"That's right," Graham agrees, and later concurs with a Nixon assertion that a "powerful bloc" of Jews confronts Nixon in the media. "And they're the ones putting out the pornographic stuff," Graham adds.
Nixon contends that "every Democratic candidate will owe his election to Jewish people," but he won't.
Haldeman turns the subject to the White House press corps and the Gridiron Club, a bastion of the media establishment, both of which they say were mostly WASP once, but no more.
"It was the Merriman Smiths, the Dick Wilsons, the Kilpatricks, all that kind of people. But you look at what covers the president today and it's really kind of scary," Haldeman says. Haldeman and Nixon cite by name reporters from the Los Angeles Times (David Kraslow), New York Times (Max Frankel), Washington Post (Stanley Karnow) and NBC (Herb Kaplow) but stumble on getting to CBS.

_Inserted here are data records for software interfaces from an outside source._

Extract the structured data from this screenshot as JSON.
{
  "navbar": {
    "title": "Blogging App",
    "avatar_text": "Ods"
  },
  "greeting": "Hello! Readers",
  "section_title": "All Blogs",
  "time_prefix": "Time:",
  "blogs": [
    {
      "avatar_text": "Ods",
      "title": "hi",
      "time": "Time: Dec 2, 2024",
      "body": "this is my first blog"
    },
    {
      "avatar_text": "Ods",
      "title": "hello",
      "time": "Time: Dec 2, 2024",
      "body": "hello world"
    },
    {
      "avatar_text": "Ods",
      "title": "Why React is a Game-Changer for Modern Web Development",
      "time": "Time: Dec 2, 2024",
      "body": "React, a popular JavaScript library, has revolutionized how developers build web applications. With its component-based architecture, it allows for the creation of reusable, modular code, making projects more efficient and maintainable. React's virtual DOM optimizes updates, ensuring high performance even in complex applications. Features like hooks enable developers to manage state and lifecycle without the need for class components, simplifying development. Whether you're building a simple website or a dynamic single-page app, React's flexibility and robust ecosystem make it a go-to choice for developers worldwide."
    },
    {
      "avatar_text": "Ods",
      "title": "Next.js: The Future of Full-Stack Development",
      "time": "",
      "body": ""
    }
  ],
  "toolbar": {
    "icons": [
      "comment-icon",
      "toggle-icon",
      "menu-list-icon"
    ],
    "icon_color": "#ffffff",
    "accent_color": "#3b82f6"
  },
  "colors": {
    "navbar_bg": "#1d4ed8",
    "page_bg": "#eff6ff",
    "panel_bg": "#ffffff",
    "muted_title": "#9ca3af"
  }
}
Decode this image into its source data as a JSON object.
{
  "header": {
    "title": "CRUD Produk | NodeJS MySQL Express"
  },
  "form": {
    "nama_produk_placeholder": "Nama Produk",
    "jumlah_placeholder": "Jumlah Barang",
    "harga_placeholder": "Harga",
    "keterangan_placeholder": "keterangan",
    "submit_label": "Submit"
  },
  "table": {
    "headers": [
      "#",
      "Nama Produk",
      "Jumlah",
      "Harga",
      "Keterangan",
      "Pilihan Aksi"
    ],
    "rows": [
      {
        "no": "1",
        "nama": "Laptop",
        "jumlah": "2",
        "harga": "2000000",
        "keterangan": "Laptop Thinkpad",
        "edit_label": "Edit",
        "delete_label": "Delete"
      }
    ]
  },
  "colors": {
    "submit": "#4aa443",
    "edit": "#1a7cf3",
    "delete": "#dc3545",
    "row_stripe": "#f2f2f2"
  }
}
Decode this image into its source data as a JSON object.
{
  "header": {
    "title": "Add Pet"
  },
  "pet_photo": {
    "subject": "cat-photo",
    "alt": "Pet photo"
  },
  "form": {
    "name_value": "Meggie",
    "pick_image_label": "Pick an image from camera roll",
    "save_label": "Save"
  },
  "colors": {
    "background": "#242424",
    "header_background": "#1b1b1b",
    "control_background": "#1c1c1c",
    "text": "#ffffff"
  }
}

"From CBS, Rather, Dan Rather, is Rather? . . . ," Haldeman says. A deletion then follows with the next voice heard being that of Graham, who alludes to A.M. Rosenthal, managing editor of the New York Times.
"But I have to lean a little bit, you know. I go and see friend of Mr. Rosenthal at the New York Times, and people of that sort. And all, I don't mean all the Jews, but a lot of the Jews are great friends of mine. They swarm around me and are friendly to me. Because they know I am friendly to Israel and so forth. They don't know how I really feel about what they're doing to this country. And I have no power and no way to handle them."
Nixon says, "You must not let them know."
-- Information from the Chicago Tribune and Associated Press was used in this report.